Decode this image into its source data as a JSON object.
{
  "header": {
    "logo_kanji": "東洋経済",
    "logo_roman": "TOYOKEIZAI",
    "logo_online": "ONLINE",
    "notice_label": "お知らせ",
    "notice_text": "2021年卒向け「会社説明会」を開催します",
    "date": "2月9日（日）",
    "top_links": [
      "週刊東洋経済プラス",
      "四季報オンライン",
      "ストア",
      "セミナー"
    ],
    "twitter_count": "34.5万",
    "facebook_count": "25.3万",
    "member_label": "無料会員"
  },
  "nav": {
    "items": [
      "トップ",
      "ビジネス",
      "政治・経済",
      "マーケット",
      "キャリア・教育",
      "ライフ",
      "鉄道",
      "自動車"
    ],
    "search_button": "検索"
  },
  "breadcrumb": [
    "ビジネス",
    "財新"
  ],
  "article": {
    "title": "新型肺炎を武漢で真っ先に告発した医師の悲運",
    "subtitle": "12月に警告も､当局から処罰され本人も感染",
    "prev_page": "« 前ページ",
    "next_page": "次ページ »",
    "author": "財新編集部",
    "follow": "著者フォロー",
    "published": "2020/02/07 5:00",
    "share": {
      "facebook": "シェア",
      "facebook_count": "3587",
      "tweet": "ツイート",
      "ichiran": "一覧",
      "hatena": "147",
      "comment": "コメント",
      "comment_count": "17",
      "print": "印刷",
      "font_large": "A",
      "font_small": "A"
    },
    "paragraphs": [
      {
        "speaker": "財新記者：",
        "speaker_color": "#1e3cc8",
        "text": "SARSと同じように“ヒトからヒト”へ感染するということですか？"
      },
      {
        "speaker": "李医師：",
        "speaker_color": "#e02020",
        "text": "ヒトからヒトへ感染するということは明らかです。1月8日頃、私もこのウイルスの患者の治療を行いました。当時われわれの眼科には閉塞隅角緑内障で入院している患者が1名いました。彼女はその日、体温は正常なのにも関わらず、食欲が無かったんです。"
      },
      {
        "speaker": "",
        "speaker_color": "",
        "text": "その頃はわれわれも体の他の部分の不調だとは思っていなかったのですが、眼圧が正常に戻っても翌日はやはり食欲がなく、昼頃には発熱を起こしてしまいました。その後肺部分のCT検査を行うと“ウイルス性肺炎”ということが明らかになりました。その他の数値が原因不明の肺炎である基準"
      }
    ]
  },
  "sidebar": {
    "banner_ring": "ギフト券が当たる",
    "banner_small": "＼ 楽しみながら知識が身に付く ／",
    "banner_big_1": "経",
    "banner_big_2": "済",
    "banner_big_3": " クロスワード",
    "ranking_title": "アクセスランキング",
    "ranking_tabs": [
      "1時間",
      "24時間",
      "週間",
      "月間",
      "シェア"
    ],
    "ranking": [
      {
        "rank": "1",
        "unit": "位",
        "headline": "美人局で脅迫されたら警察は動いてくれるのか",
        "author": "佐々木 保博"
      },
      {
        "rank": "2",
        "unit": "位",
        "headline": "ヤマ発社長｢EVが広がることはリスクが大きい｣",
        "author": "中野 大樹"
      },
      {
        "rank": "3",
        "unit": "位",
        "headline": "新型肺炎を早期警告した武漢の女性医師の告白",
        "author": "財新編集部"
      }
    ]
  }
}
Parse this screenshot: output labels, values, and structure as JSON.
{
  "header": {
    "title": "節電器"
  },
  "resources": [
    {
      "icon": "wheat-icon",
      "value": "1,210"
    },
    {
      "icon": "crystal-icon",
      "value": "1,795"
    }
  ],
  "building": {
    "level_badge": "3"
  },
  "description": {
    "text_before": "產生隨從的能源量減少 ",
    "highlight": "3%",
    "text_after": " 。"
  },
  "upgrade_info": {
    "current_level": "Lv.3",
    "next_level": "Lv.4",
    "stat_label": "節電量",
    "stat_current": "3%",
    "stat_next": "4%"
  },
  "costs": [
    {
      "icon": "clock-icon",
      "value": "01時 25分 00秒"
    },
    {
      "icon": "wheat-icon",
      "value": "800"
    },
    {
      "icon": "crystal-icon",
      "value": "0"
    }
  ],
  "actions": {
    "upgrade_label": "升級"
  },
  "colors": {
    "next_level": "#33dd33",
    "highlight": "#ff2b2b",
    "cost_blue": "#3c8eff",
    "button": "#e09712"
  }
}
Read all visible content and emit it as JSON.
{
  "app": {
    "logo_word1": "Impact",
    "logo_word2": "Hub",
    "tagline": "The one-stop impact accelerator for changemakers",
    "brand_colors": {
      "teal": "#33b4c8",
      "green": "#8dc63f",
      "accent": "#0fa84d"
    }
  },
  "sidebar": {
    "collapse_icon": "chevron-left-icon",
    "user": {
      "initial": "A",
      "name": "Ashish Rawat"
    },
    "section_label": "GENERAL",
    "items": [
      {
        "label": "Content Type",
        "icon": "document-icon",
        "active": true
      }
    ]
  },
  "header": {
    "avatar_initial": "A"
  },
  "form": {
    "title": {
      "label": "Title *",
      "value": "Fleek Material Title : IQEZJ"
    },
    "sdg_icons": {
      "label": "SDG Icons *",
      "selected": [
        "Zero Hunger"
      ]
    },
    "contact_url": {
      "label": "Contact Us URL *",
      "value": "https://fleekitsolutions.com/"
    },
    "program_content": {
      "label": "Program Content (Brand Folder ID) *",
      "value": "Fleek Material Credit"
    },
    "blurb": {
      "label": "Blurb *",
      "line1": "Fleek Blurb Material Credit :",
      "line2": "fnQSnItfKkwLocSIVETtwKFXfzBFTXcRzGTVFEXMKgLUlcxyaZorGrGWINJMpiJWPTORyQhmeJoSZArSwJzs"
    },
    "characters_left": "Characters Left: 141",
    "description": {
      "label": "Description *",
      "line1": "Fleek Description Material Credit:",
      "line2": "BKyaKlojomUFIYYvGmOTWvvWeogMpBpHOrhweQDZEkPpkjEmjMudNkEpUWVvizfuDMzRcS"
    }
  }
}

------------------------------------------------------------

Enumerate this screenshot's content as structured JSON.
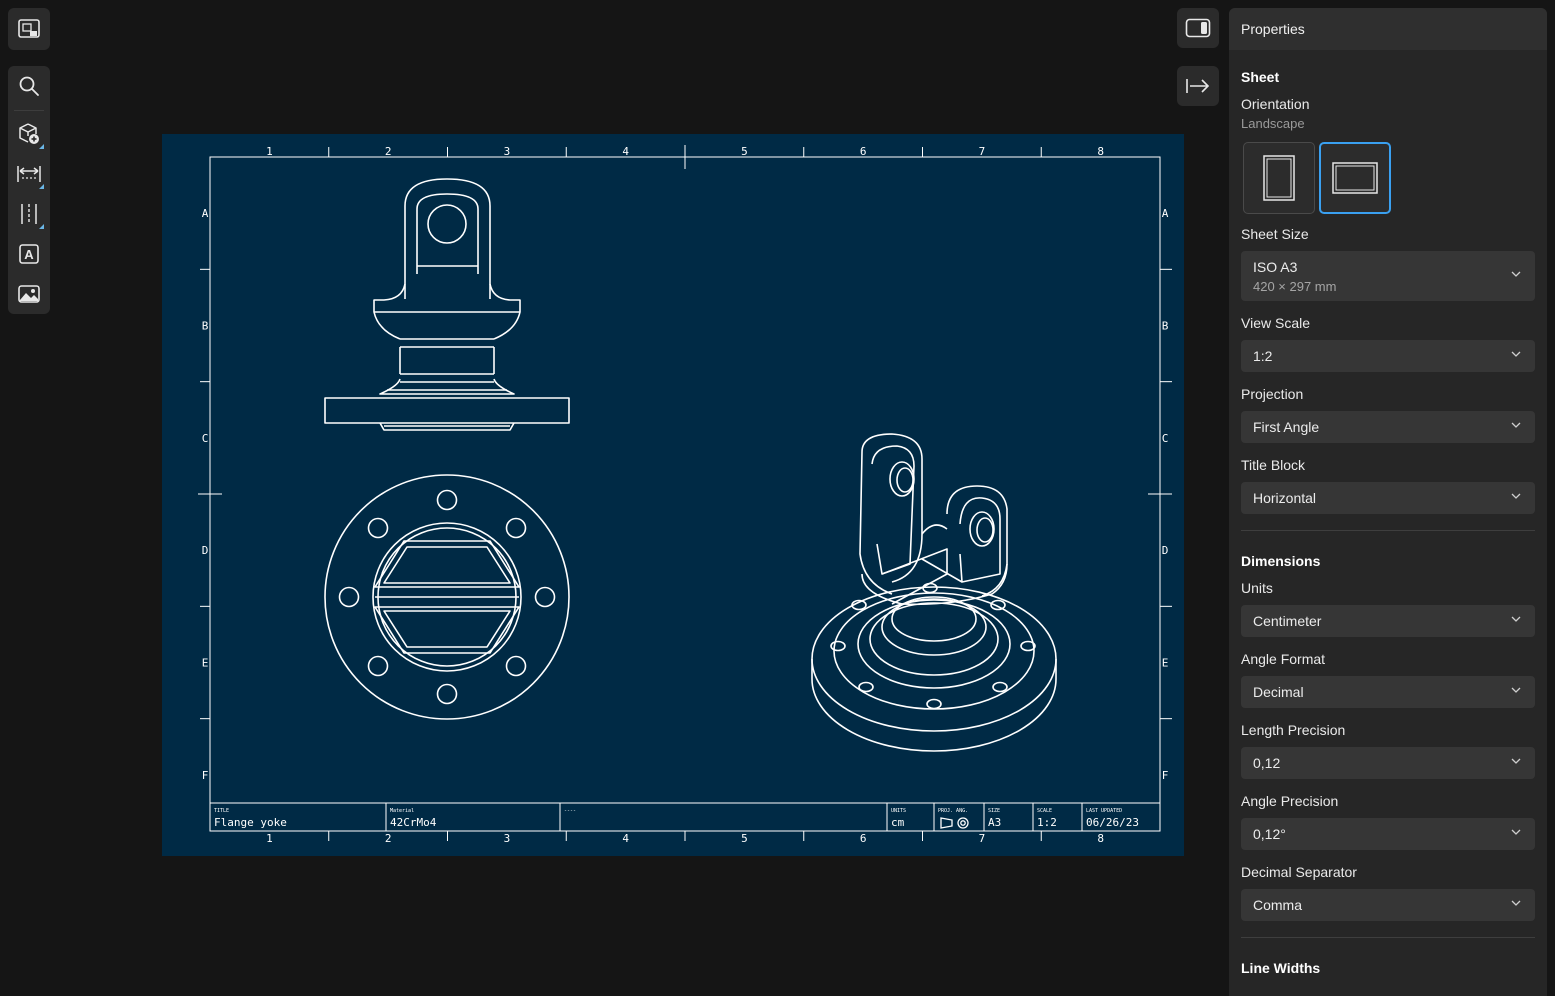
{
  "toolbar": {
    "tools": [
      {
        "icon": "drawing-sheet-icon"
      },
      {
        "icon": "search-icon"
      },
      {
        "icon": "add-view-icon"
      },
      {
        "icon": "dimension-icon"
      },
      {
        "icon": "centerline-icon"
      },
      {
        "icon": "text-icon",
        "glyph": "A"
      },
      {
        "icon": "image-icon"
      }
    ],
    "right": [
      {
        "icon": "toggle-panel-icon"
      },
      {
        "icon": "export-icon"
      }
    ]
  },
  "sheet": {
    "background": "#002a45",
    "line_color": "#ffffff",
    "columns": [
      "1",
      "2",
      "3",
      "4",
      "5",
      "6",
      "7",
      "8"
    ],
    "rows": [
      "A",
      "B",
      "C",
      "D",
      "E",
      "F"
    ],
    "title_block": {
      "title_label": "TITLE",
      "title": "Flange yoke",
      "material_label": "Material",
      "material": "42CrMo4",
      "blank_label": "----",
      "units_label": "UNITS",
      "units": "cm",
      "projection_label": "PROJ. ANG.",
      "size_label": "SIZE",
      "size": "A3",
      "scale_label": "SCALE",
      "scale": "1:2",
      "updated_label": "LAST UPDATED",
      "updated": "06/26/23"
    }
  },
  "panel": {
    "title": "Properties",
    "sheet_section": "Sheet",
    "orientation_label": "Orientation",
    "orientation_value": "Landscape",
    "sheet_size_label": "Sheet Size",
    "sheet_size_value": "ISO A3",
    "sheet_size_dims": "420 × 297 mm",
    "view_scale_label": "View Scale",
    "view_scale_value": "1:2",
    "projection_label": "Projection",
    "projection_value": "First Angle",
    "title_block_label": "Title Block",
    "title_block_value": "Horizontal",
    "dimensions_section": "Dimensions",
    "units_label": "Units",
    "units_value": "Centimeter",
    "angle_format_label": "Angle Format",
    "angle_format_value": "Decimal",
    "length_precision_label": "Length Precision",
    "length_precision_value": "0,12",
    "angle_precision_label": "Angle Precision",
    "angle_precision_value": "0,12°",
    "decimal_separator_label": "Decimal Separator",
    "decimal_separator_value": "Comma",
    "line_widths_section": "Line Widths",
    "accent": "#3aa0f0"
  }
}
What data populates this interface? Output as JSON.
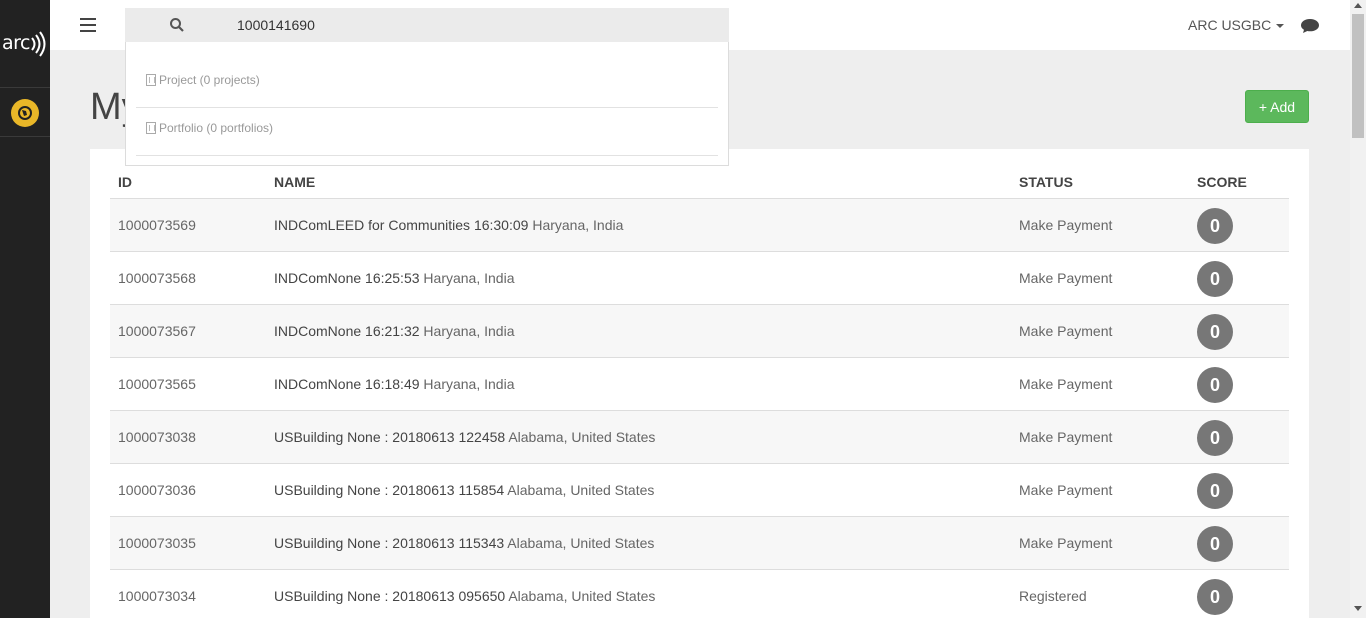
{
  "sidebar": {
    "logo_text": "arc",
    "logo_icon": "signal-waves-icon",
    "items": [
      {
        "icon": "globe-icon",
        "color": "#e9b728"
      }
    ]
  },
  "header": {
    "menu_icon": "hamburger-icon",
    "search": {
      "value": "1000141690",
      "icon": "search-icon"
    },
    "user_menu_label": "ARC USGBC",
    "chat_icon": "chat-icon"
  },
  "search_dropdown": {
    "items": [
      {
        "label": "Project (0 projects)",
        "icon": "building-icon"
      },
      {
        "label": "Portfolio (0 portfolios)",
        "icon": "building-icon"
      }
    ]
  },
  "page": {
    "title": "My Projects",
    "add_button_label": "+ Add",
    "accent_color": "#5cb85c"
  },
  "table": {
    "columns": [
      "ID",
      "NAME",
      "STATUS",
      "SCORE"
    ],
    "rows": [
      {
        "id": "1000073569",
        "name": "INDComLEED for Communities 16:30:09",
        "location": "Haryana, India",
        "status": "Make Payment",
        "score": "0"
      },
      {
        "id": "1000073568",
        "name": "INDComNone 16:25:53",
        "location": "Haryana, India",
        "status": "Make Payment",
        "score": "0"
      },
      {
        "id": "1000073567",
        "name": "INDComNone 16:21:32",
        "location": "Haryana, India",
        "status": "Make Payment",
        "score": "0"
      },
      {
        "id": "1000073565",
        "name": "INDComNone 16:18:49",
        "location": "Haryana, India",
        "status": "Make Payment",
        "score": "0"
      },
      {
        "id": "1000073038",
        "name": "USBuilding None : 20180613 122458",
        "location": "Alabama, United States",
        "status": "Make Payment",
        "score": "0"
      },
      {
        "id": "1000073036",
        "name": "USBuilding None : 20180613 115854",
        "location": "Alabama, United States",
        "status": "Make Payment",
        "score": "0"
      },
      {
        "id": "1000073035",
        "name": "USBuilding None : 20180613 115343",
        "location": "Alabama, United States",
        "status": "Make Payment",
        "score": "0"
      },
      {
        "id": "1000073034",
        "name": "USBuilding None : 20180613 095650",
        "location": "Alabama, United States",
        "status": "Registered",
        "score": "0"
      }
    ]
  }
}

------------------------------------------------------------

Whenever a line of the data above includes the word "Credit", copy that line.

      "value": "Fleek Material Credit"
      "line1": "Fleek Blurb Material Credit :",
      "line1": "Fleek Description Material Credit:",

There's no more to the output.